### What to work on
Once the pictures are removed, return each record below exactly as written.

[Task input Boundary: Start]

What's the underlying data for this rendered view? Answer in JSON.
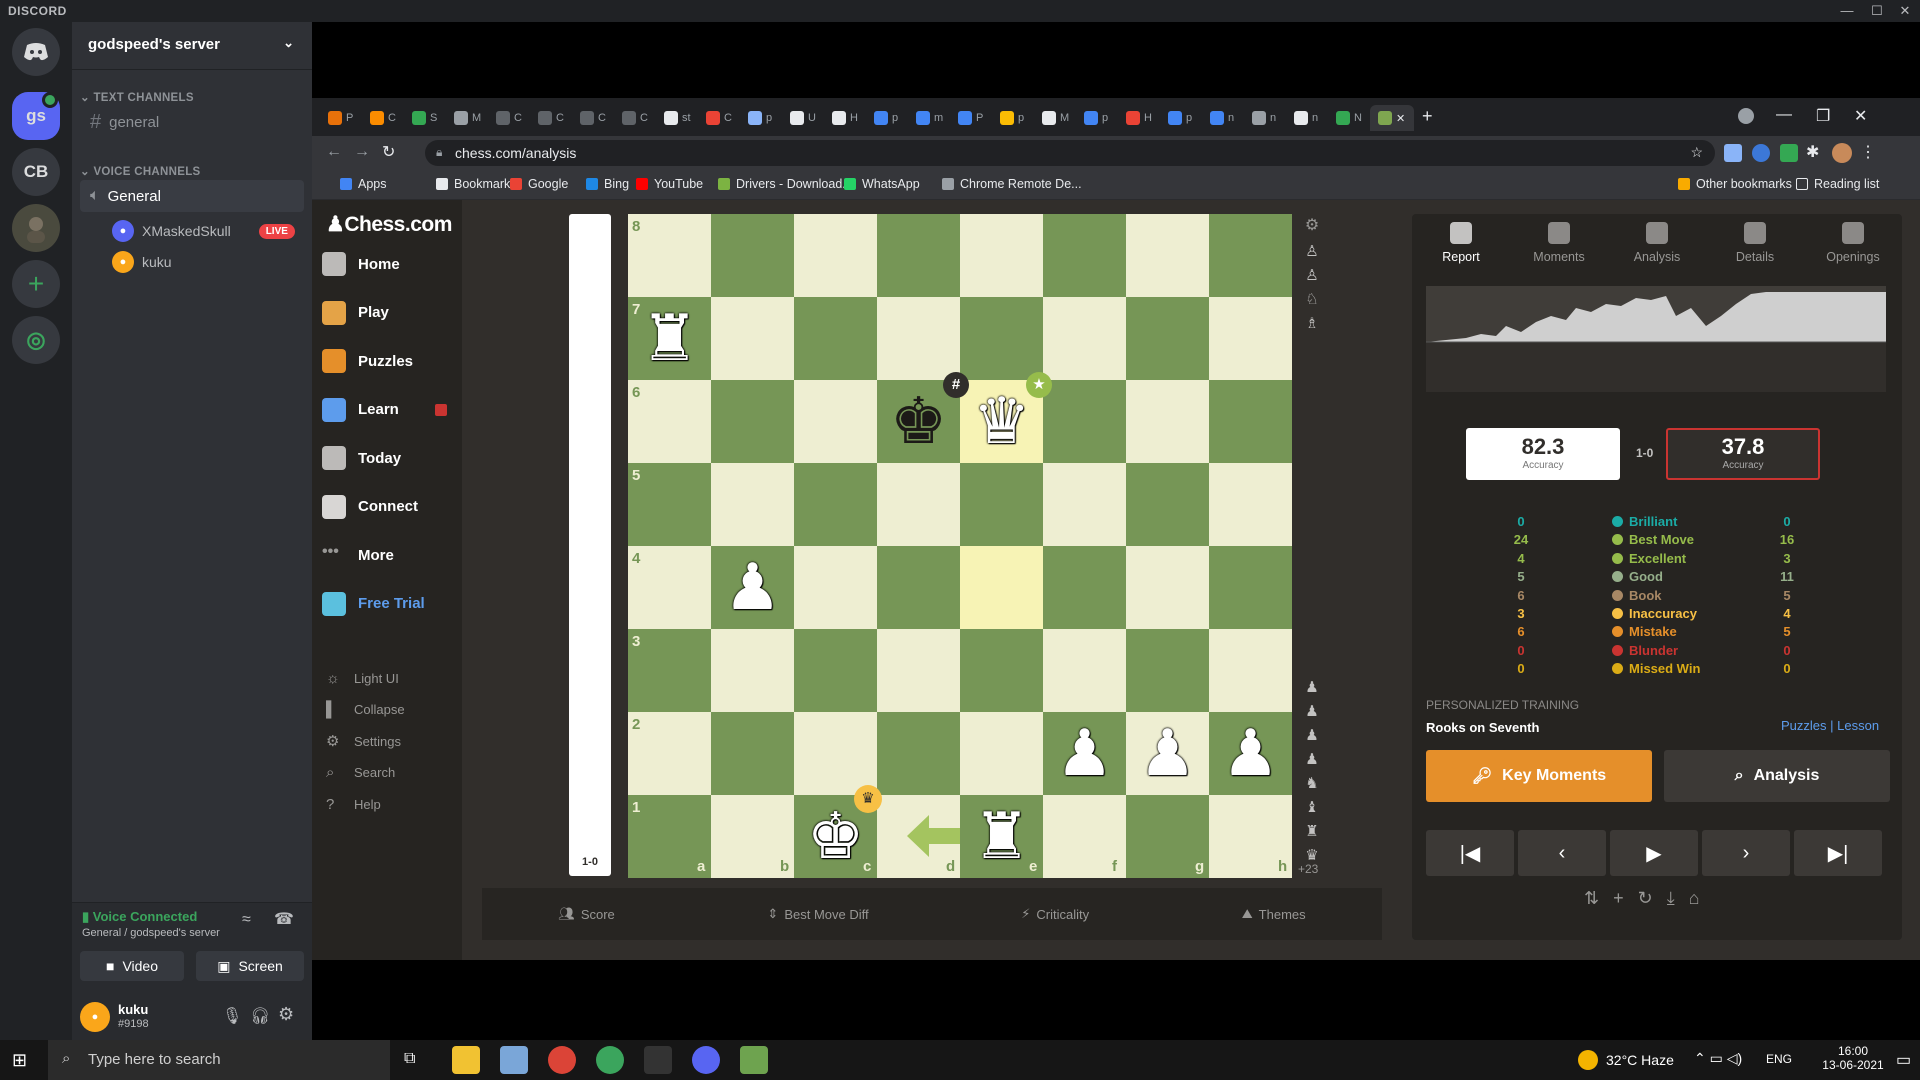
{
  "discord": {
    "brand": "DISCORD",
    "servers": [
      "gs",
      "CB"
    ],
    "server_name": "godspeed's server",
    "text_category": "TEXT CHANNELS",
    "text_channel": "general",
    "voice_category": "VOICE CHANNELS",
    "voice_channel": "General",
    "voice_users": [
      {
        "name": "XMaskedSkull",
        "badge": "LIVE"
      },
      {
        "name": "kuku"
      }
    ],
    "voice_status": "Voice Connected",
    "voice_location": "General / godspeed's server",
    "video_label": "Video",
    "screen_label": "Screen",
    "user": {
      "name": "kuku",
      "tag": "#9198"
    }
  },
  "browser": {
    "url": "chess.com/analysis",
    "bookmarks": [
      "Apps",
      "Bookmarks",
      "Google",
      "Bing",
      "YouTube",
      "Drivers - Download...",
      "WhatsApp",
      "Chrome Remote De..."
    ],
    "other_bookmarks": "Other bookmarks",
    "reading_list": "Reading list",
    "tab_letters": [
      "P",
      "C",
      "S",
      "M",
      "C",
      "C",
      "C",
      "C",
      "st",
      "C",
      "p",
      "U",
      "H",
      "p",
      "m",
      "P",
      "p",
      "M",
      "p",
      "H",
      "p",
      "n",
      "n",
      "n",
      "N"
    ]
  },
  "chess_nav": {
    "logo": "Chess.com",
    "items": [
      "Home",
      "Play",
      "Puzzles",
      "Learn",
      "Today",
      "Connect",
      "More",
      "Free Trial"
    ],
    "secondary": [
      "Light UI",
      "Collapse",
      "Settings",
      "Search",
      "Help"
    ]
  },
  "board": {
    "ranks": [
      "8",
      "7",
      "6",
      "5",
      "4",
      "3",
      "2",
      "1"
    ],
    "files": [
      "a",
      "b",
      "c",
      "d",
      "e",
      "f",
      "g",
      "h"
    ],
    "result": "1-0",
    "captured_advantage": "+23",
    "eval_white_fraction": 1.0,
    "pieces": [
      {
        "sq": "a7",
        "glyph": "♜",
        "color": "white"
      },
      {
        "sq": "d6",
        "glyph": "♚",
        "color": "black"
      },
      {
        "sq": "e6",
        "glyph": "♛",
        "color": "white"
      },
      {
        "sq": "b4",
        "glyph": "♟",
        "color": "white"
      },
      {
        "sq": "f2",
        "glyph": "♟",
        "color": "white"
      },
      {
        "sq": "g2",
        "glyph": "♟",
        "color": "white"
      },
      {
        "sq": "h2",
        "glyph": "♟",
        "color": "white"
      },
      {
        "sq": "c1",
        "glyph": "♚",
        "color": "white"
      },
      {
        "sq": "e1",
        "glyph": "♜",
        "color": "white"
      }
    ],
    "highlights": [
      "e6",
      "e4"
    ],
    "checkmate_badge": "#",
    "best_badge": "★",
    "winner_badge": "♛"
  },
  "bottom_tabs": [
    "Score",
    "Best Move Diff",
    "Criticality",
    "Themes"
  ],
  "report": {
    "tabs": [
      "Report",
      "Moments",
      "Analysis",
      "Details",
      "Openings"
    ],
    "white_accuracy": "82.3",
    "black_accuracy": "37.8",
    "accuracy_label": "Accuracy",
    "result": "1-0",
    "classifications": [
      {
        "label": "Brilliant",
        "white": "0",
        "black": "0",
        "color": "#1baca6"
      },
      {
        "label": "Best Move",
        "white": "24",
        "black": "16",
        "color": "#96bc4b"
      },
      {
        "label": "Excellent",
        "white": "4",
        "black": "3",
        "color": "#96bc4b"
      },
      {
        "label": "Good",
        "white": "5",
        "black": "11",
        "color": "#96af8b"
      },
      {
        "label": "Book",
        "white": "6",
        "black": "5",
        "color": "#a88865"
      },
      {
        "label": "Inaccuracy",
        "white": "3",
        "black": "4",
        "color": "#f7c045"
      },
      {
        "label": "Mistake",
        "white": "6",
        "black": "5",
        "color": "#e58f2a"
      },
      {
        "label": "Blunder",
        "white": "0",
        "black": "0",
        "color": "#ca3431"
      },
      {
        "label": "Missed Win",
        "white": "0",
        "black": "0",
        "color": "#dbac16"
      }
    ],
    "training_title": "PERSONALIZED TRAINING",
    "training_item": "Rooks on Seventh",
    "puzzles_link": "Puzzles",
    "lesson_link": "Lesson",
    "key_moments": "Key Moments",
    "analysis_btn": "Analysis"
  },
  "taskbar": {
    "search_placeholder": "Type here to search",
    "weather": "32°C  Haze",
    "lang": "ENG",
    "time": "16:00",
    "date": "13-06-2021"
  }
}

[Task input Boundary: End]

### Result
What's the underlying data for this rendered view? Answer in JSON.
{
  "discord": {
    "brand": "DISCORD",
    "servers": [
      "gs",
      "CB"
    ],
    "server_name": "godspeed's server",
    "text_category": "TEXT CHANNELS",
    "text_channel": "general",
    "voice_category": "VOICE CHANNELS",
    "voice_channel": "General",
    "voice_users": [
      {
        "name": "XMaskedSkull",
        "badge": "LIVE"
      },
      {
        "name": "kuku"
      }
    ],
    "voice_status": "Voice Connected",
    "voice_location": "General / godspeed's server",
    "video_label": "Video",
    "screen_label": "Screen",
    "user": {
      "name": "kuku",
      "tag": "#9198"
    }
  },
  "browser": {
    "url": "chess.com/analysis",
    "bookmarks": [
      "Apps",
      "Bookmarks",
      "Google",
      "Bing",
      "YouTube",
      "Drivers - Download...",
      "WhatsApp",
      "Chrome Remote De..."
    ],
    "other_bookmarks": "Other bookmarks",
    "reading_list": "Reading list",
    "tab_letters": [
      "P",
      "C",
      "S",
      "M",
      "C",
      "C",
      "C",
      "C",
      "st",
      "C",
      "p",
      "U",
      "H",
      "p",
      "m",
      "P",
      "p",
      "M",
      "p",
      "H",
      "p",
      "n",
      "n",
      "n",
      "N"
    ]
  },
  "chess_nav": {
    "logo": "Chess.com",
    "items": [
      "Home",
      "Play",
      "Puzzles",
      "Learn",
      "Today",
      "Connect",
      "More",
      "Free Trial"
    ],
    "secondary": [
      "Light UI",
      "Collapse",
      "Settings",
      "Search",
      "Help"
    ]
  },
  "board": {
    "ranks": [
      "8",
      "7",
      "6",
      "5",
      "4",
      "3",
      "2",
      "1"
    ],
    "files": [
      "a",
      "b",
      "c",
      "d",
      "e",
      "f",
      "g",
      "h"
    ],
    "result": "1-0",
    "captured_advantage": "+23",
    "eval_white_fraction": 1.0,
    "pieces": [
      {
        "sq": "a7",
        "glyph": "♜",
        "color": "white"
      },
      {
        "sq": "d6",
        "glyph": "♚",
        "color": "black"
      },
      {
        "sq": "e6",
        "glyph": "♛",
        "color": "white"
      },
      {
        "sq": "b4",
        "glyph": "♟",
        "color": "white"
      },
      {
        "sq": "f2",
        "glyph": "♟",
        "color": "white"
      },
      {
        "sq": "g2",
        "glyph": "♟",
        "color": "white"
      },
      {
        "sq": "h2",
        "glyph": "♟",
        "color": "white"
      },
      {
        "sq": "c1",
        "glyph": "♚",
        "color": "white"
      },
      {
        "sq": "e1",
        "glyph": "♜",
        "color": "white"
      }
    ],
    "highlights": [
      "e6",
      "e4"
    ],
    "checkmate_badge": "#",
    "best_badge": "★",
    "winner_badge": "♛"
  },
  "bottom_tabs": [
    "Score",
    "Best Move Diff",
    "Criticality",
    "Themes"
  ],
  "report": {
    "tabs": [
      "Report",
      "Moments",
      "Analysis",
      "Details",
      "Openings"
    ],
    "white_accuracy": "82.3",
    "black_accuracy": "37.8",
    "accuracy_label": "Accuracy",
    "result": "1-0",
    "classifications": [
      {
        "label": "Brilliant",
        "white": "0",
        "black": "0",
        "color": "#1baca6"
      },
      {
        "label": "Best Move",
        "white": "24",
        "black": "16",
        "color": "#96bc4b"
      },
      {
        "label": "Excellent",
        "white": "4",
        "black": "3",
        "color": "#96bc4b"
      },
      {
        "label": "Good",
        "white": "5",
        "black": "11",
        "color": "#96af8b"
      },
      {
        "label": "Book",
        "white": "6",
        "black": "5",
        "color": "#a88865"
      },
      {
        "label": "Inaccuracy",
        "white": "3",
        "black": "4",
        "color": "#f7c045"
      },
      {
        "label": "Mistake",
        "white": "6",
        "black": "5",
        "color": "#e58f2a"
      },
      {
        "label": "Blunder",
        "white": "0",
        "black": "0",
        "color": "#ca3431"
      },
      {
        "label": "Missed Win",
        "white": "0",
        "black": "0",
        "color": "#dbac16"
      }
    ],
    "training_title": "PERSONALIZED TRAINING",
    "training_item": "Rooks on Seventh",
    "puzzles_link": "Puzzles",
    "lesson_link": "Lesson",
    "key_moments": "Key Moments",
    "analysis_btn": "Analysis"
  },
  "taskbar": {
    "search_placeholder": "Type here to search",
    "weather": "32°C  Haze",
    "lang": "ENG",
    "time": "16:00",
    "date": "13-06-2021"
  }
}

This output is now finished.